- Balsamic vinegar from Corinthian currants (34%). Preservative: Potassium pyrosulphate. Water, sugar, strawberry jam 10% Strawberry 52%, Sugar, Glucose syrup, Pectin, Acidifying agent: citric acid, Preservative: potassium sorbate, Colouring: beta-carotene
CertificatesB.R.C. – Classification A (Technical Standard for Food Safety). ISO 22000: 2005, ΙFS, ΗACCP
Dictionaries define vinegar as the acetic fermentation of dilute alcoholic liquids that is used as a condiment or food preservative. Greek vinegar, a great medium for seasoning and preserving or pickling food, is also traditionally made by the acetic (acid) fermentation of alcoholic liquids. When produced it is distinguished by and takes its name from the raw ingredients it is based on. Thus, vinegar varieties include vinegar made from such raw ingredients as raisins, beer, and malt. Apart from the vinegars produced by the two-fold fermentation of a variety of distilled liquids, there is also vinegar which is produced by the dry distillation (or, more accurately, fermentation) of beer and is known as a "fermentate”. The fermentate is then diluted in water to obtain vinegar. When we use a pure solution of alcohol, the vinegar produced is colorless or subtly yellow. However, when our raw ingredients are wine or beer, the vinegar produced has as much as possible of the potent aroma, flavor, and color of the raw ingredient it was based on.

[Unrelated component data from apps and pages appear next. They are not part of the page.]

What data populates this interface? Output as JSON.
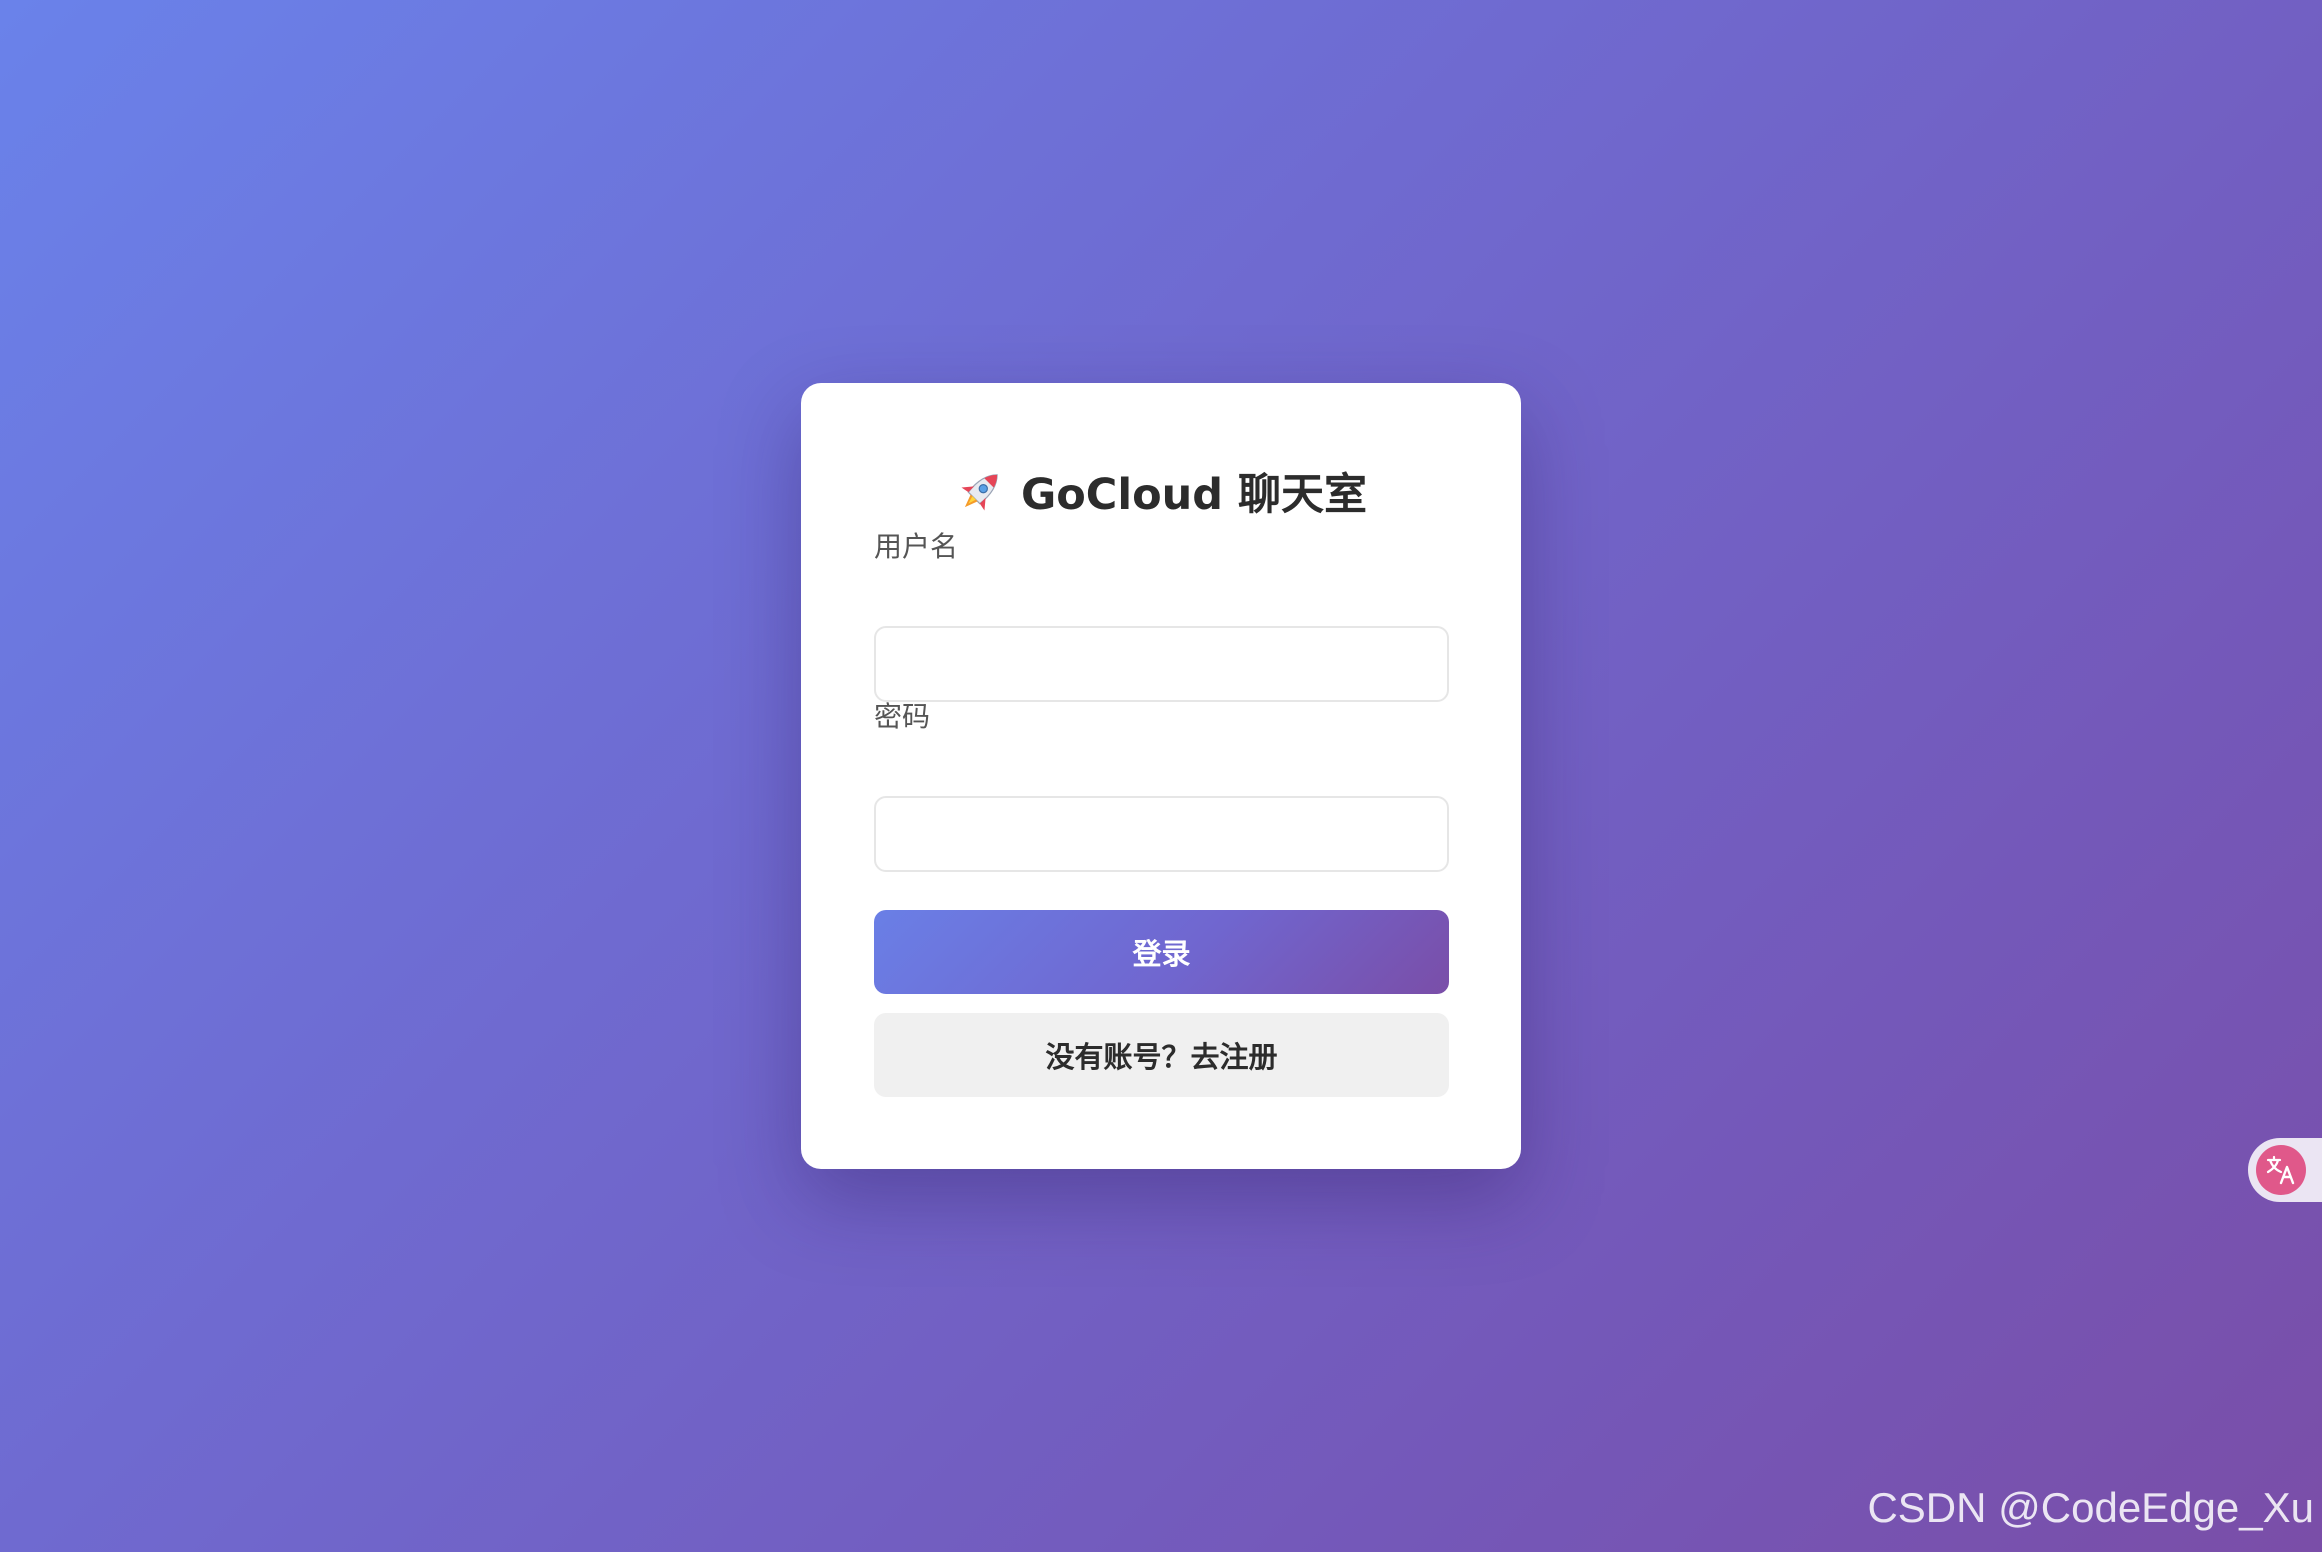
{
  "login_card": {
    "title": "GoCloud 聊天室",
    "title_icon": "rocket-icon",
    "username_label": "用户名",
    "username_value": "",
    "password_label": "密码",
    "password_value": "",
    "login_button": "登录",
    "register_button": "没有账号？去注册"
  },
  "translate_widget": {
    "icon": "translate-icon"
  },
  "watermark": "CSDN @CodeEdge_Xu",
  "colors": {
    "background_start": "#6a82ea",
    "background_end": "#7a4ea8",
    "primary_start": "#6a7fe6",
    "primary_end": "#7a4ea8",
    "secondary_button": "#f0f0f0"
  }
}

Historically, vinegar is the oldest and most popular culinary seasoning. In antiquity, mixed with water, vinegar was the staple drink of Roman soldiers while, in Classical times, the inhabitants of Attica called it "Attican relish”. During Medieval times, vinegar producers kept the recipe of this unique and coveted seasoning under lock and key.

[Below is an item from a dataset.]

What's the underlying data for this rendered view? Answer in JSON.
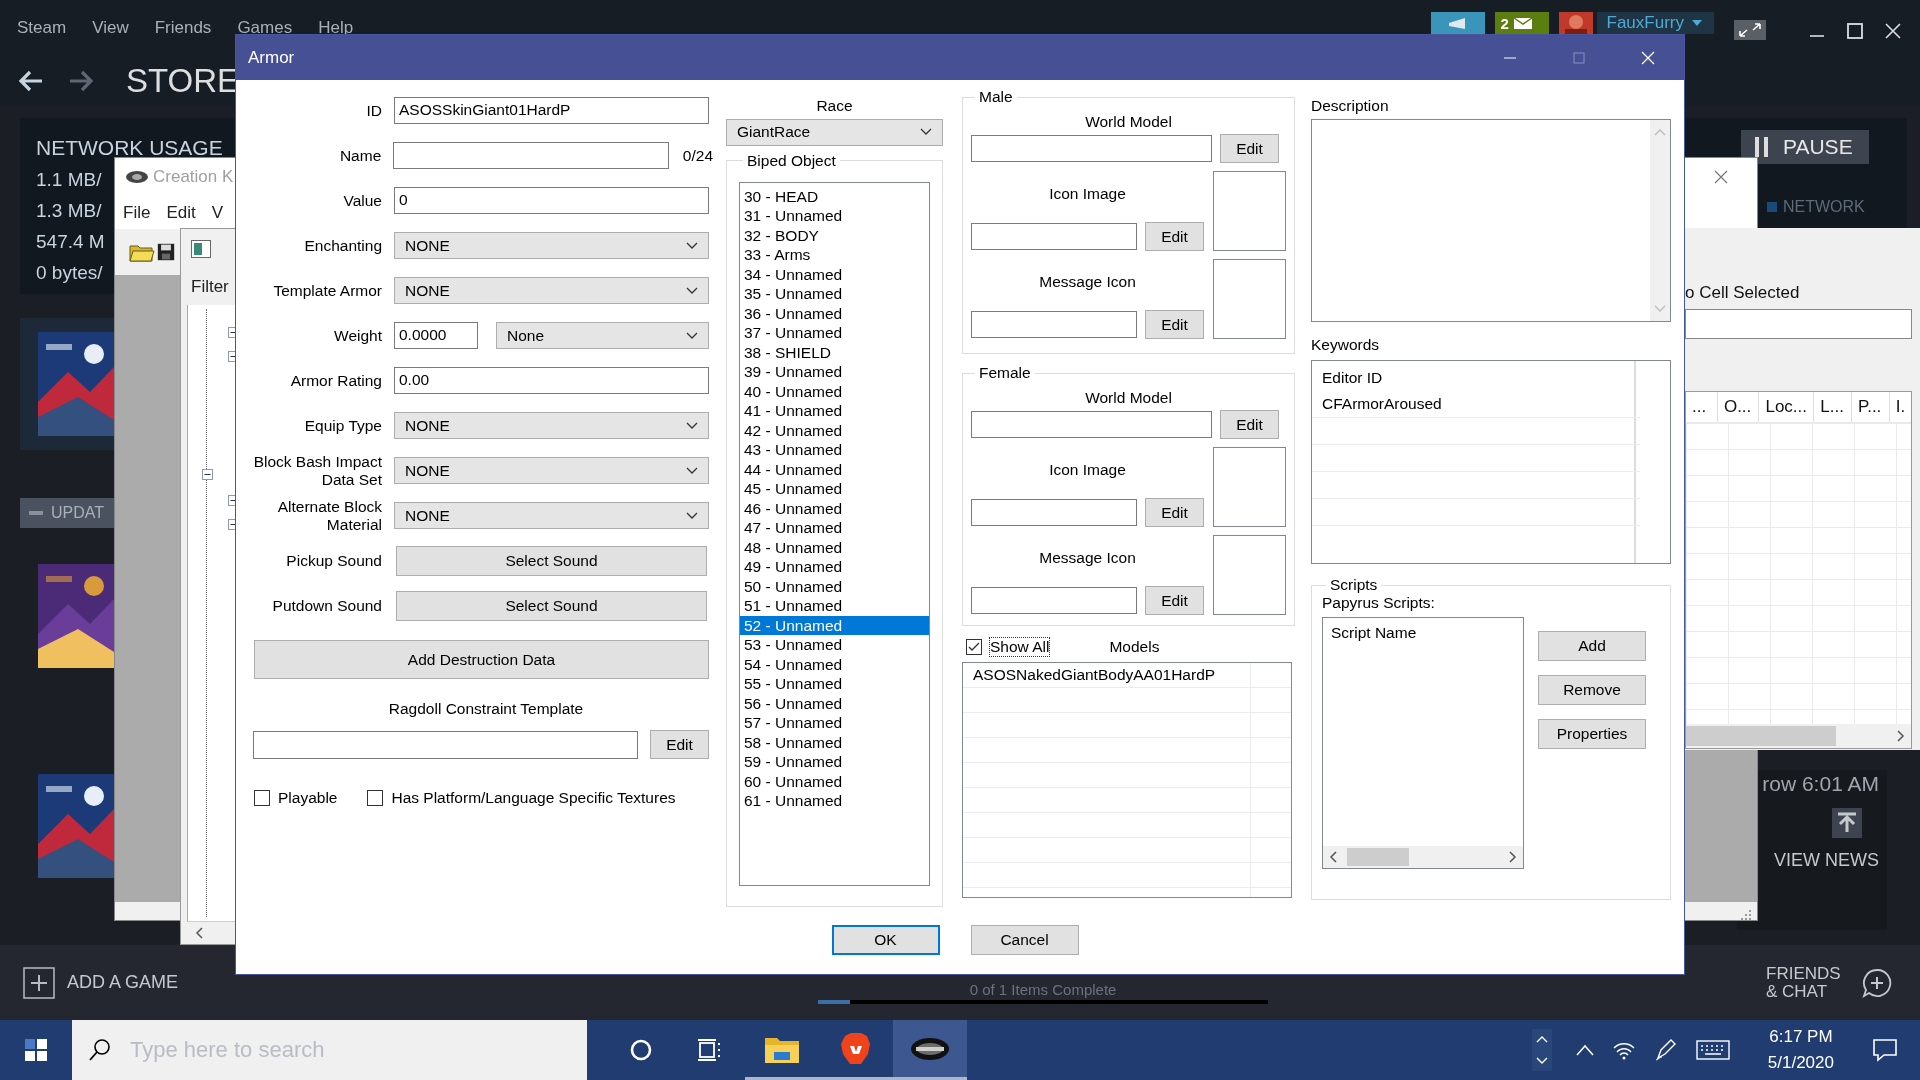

It probably appeared together with the use of wine around 6000 BC, as it is a natural by-product of alcoholic fermentation. Vinegar was widely used in cooking by the Greeks, who were actually the first to detect differences in quality among various types of vinegar, depending on their place of origin.On the other hand, vinegar has been strongly related to our health for a long time, thanks to its natural disinfectant and antibacterial properties. Hippocrates and Galen, great doctors of ancient times, used vinegar in medicine, as did the Egyptians and later on the Romans, the Chinese and so on.
Today, vinegar, as a basic component of the Mediterranean Diet’s healthy eating habits, is still lord of all it surveys on the Greek dinner table flavoring dishes, enhancing recipes, and improving our health through its wealth of nutritious elements.

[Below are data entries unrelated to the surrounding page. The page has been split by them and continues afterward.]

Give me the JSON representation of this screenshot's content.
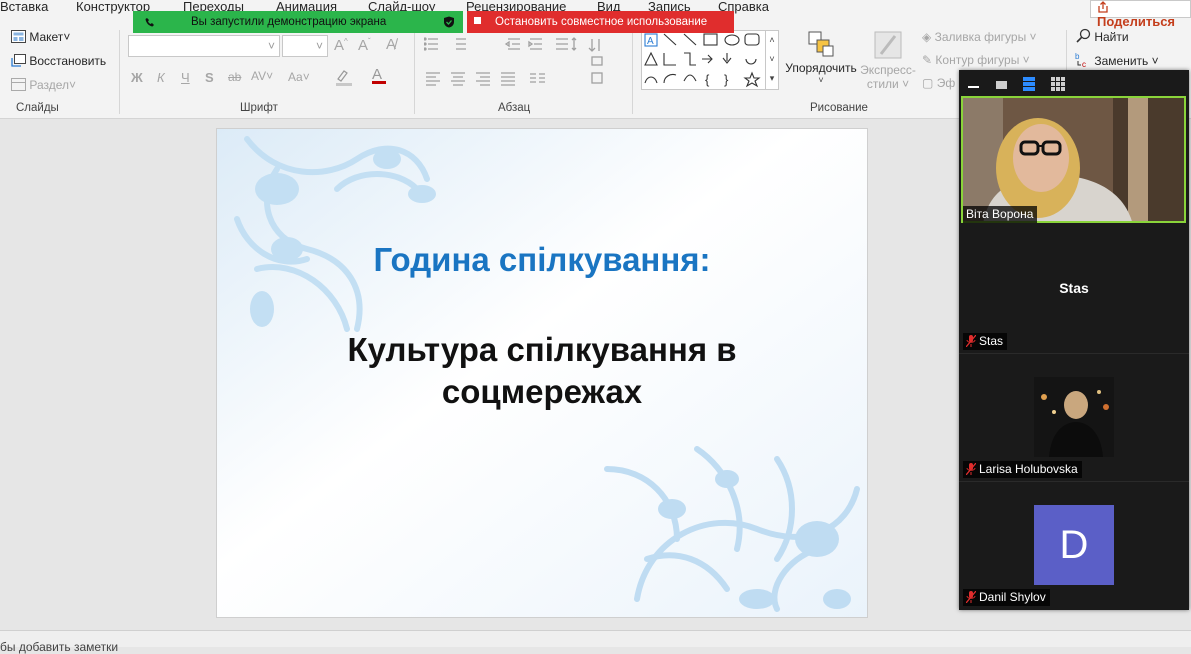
{
  "ribbon": {
    "tabs": [
      "Вставка",
      "Конструктор",
      "Переходы",
      "Анимация",
      "Слайд-шоу",
      "Рецензирование",
      "Вид",
      "Запись",
      "Справка"
    ],
    "share_label": "Поделиться",
    "slides_group": {
      "layout": "Макет",
      "reset": "Восстановить",
      "section": "Раздел",
      "label": "Слайды"
    },
    "font_group": {
      "label": "Шрифт",
      "bold": "Ж",
      "italic": "К",
      "underline": "Ч",
      "shadow": "S",
      "strike": "ab",
      "spacing": "AV",
      "case": "Aa"
    },
    "paragraph_group": {
      "label": "Абзац"
    },
    "drawing_group": {
      "label": "Рисование",
      "arrange": "Упорядочить",
      "quick_styles_1": "Экспресс-",
      "quick_styles_2": "стили",
      "shape_fill": "Заливка фигуры",
      "shape_outline": "Контур фигуры",
      "effects": "Эф"
    },
    "editing_group": {
      "find": "Найти",
      "replace": "Заменить"
    }
  },
  "share_banner": {
    "status": "Вы запустили демонстрацию экрана",
    "stop": "Остановить совместное использование"
  },
  "slide": {
    "title": "Година спілкування:",
    "subtitle_line1": "Культура спілкування в",
    "subtitle_line2": "соцмережах"
  },
  "notes_placeholder": "бы добавить заметки",
  "participants": [
    {
      "name": "Віта Ворона",
      "video": true
    },
    {
      "name": "Stas",
      "center_name": "Stas",
      "muted": true
    },
    {
      "name": "Larisa Holubovska",
      "muted": true
    },
    {
      "name": "Danil Shylov",
      "initial": "D",
      "muted": true
    }
  ],
  "colors": {
    "accent_blue": "#1a75c2",
    "banner_green": "#2bb54b",
    "banner_red": "#e02d2d",
    "share_orange": "#c43e1c",
    "avatar_purple": "#5b5fc7"
  }
}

The area of Messinia, inhabited from ancient times until today, has numerous sites which convey the atmosphere of different periods – ancient, eloquently carved beehive tombs, settlement relics, ceramics, ancient palaces, cities and Byzantine castles. The beauty of Messinia has two ‘faces’ - on the one hand, there is, Taygetos mountain, stone walls, fig and prickly pear trees, olive trees, stone houses and vineyards, and on the other hand, there is the deep blue sea, sandy bays, fishing boats, and fishermen with their nets.Messinia is situated in the southwestern part of the Peloponnese, and in the southern part of Continental Greece. Messinia needs no introduction: Renowned throughout the world for its rich history and unsurpassed natural beauties, it spellbinds its visitors.
The capital of the Prefecture of Messinia is the lovely city of Kalamata. Built in the center of the Messinian Gulf’s coastal line, it accesses one of the most captivating beaches of Greece and is graced by 19th-century, architectural masterpieces. Messinian Mani is yet another area of the prefecture whose imposing tower houses draw the attention of visitors from around the world. Built at the foothills of Mount Taygetos (one of Greece’s tallest mountains), Messinian Mani has made a name for itself through its breathtaking and one-of-a-kind beauty, its abundant natural resources, and, last but not least, its superb local cuisine. The flavors of Messinia are part of Greece’s nutritional heritage. It couldn’t be otherwise: Messinia is a blessed land where tradition, in all its manifestations, comes first.